Reaction Is Cautious to Teacher Bonus Plan
When Mayor Michael R. Bloomberg reached a breakthrough agreement with the city teachers’ union on Wednesday to offer performance bonuses to teachers working in the city’s most impoverished neighborhoods, he said he hoped it would “provide our best teachers with an incentive to work in high-needs schools.”
But as teachers and other educators began assessing the plan yesterday, some said it was probably not offering enough money to lure teachers with seniority and in middle-class schools into the most challenging assignments.
Instead, they said its effects would be more subtle. It might, they said, be an additional incentive for teachers who are already in struggling schools to stay put; it might cause teachers to turn against flailing colleagues; and it might encourage more schoolwide collaboration.
The New York City plan is not a straightforward arrangement, in which individual teachers throughout a school system receive extra money based on the performance of their students. Rather, bonuses equivalent to $3,000 per teacher will be given to schools that meet overall performance standards.
Four-member “compensation committees” at each school, consisting of two teachers, the principal and a principal’s appointee, will decide how to divide the money. They can reward everyone equally or give more money to the teachers whose students’ scores rise the most.
The program is starting this year in 200 schools with high concentrations of poor children. It is expected to reach 400 schools next year. The schools have not been named yet.
So how, exactly, will the prospect (but not the guarantee) of earning $3,000 (or possibly earning far more, or nothing at all) change teachers’ decisions and behavior?
“We’re so early in these experiments in New York and around the country that the answer is, we don’t know,” said Andrew J. Rotherham, a former adviser to President Clinton who is now a director of Education Sector, an independent policy group. “We’ll learn a lot through evaluating this experiment about dollar amounts and how people respond.”
But Mr. Rotherham said the very existence of the program was a crucial message to teachers that their work quality was valued, and not just their seniority and academic degrees, the traditional drivers of teachers’ union pay scales.
“What is actually more important is that it sends a signal that your performance, your effort, your talent, is recognized and rewarded in this industry,” he said. “That is just a culture change in education.”
Kathryn S. Wylde, president of the Partnership for New York City, a business group that is helping underwrite the effort, which will be financed with $20 million in private donations this year, said she hoped the message that good work would in some way be rewarded would be “a significant step toward keeping good teachers in low-performing schools.”

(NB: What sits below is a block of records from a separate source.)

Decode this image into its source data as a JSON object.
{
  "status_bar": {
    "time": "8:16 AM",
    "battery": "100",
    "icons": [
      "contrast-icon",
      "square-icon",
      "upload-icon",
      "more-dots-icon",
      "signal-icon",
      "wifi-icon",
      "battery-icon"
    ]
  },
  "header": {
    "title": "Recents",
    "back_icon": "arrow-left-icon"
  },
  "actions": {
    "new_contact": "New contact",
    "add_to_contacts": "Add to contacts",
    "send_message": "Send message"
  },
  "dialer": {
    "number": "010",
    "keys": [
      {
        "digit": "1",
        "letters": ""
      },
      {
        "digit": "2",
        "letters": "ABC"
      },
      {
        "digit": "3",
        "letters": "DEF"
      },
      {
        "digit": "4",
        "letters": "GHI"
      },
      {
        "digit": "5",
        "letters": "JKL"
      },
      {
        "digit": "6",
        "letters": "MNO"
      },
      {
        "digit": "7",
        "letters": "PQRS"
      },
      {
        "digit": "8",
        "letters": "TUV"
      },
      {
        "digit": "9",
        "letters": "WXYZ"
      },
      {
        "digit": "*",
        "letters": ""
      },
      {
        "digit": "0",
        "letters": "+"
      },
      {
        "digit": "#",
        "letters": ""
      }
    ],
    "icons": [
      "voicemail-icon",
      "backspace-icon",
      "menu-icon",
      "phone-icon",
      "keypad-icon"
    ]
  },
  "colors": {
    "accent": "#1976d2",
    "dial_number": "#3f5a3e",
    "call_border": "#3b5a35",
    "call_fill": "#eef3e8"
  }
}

Ms. Wylde said she hoped the program would have a snowball effect, in that if more teachers choose to stay, “you’ll begin to get a critical mass of professionals who feel that it is worth undertaking the toughest challenges, because the world is watching, the world is acknowledging and the world is rewarding you for doing it.”
Chris Cerf, a deputy chancellor at the Department of Education who helped devise the new plan, said the money could inspire teachers to change schools, particularly in the case of people at the end of their careers, whose pensions are calculated by their final years’ salary.
“If it’s not enough,” he said, “we will talk seriously about increasing it.”
Mr. Cerf said the bonuses would change the “level of tolerance for truly poor performance” within schools.
“People are going to be appropriately focused on helping everybody succeed, remediating those who need help and wanting to insert themselves in the larger conversation when those efforts prove unsuccessful,” he said. “I think there’s a tremendous incentive for schools to act as holistic communities.”
“The business types, like the mayor, want to test whether or not money matters as incentives,” she said. “The educator types, like me, know that money matters in terms of salary, predictable base salary, but we want to test the concept of whether achievement will grow when people work together and are respected as a team.”
Annmarie Turcotte, chairwoman of the union chapter at Russell Sage Junior High School in Forest Hills, Queens, said the prospect of a performance bonus would not entice her to a needy school.
“I came from a high-needs school,” she said. “There are just so many other things going on besides test scores, I just found it overwhelming.”
Some teachers bristled at the idea that the money would change their behavior.
“It’s an insult to my intelligence,” said Virginia Barden, the union chapter leader at the Fordham High School for the Arts in the Bronx. “If you are giving all you have, I can give you $1 billion; you don’t have any more to give. That’s the bottom line. These teachers are giving all they have.”
Eli Savit, 24, who spent two years at a struggling Bronx middle school through the Teach for America program and is now in law school, said he doubted whether the program would have enticed him to stay in teaching. But far from insulting, he said he found the idea appealing, particularly if compensation committees end up rewarding teachers based on their accomplishments.
“If you were designated as a teacher who got paid a little bit more for your efforts, it’s almost like a recognition of a job well done,” he said. “That, coupled with the money, I think could entice a lot of people to stay.”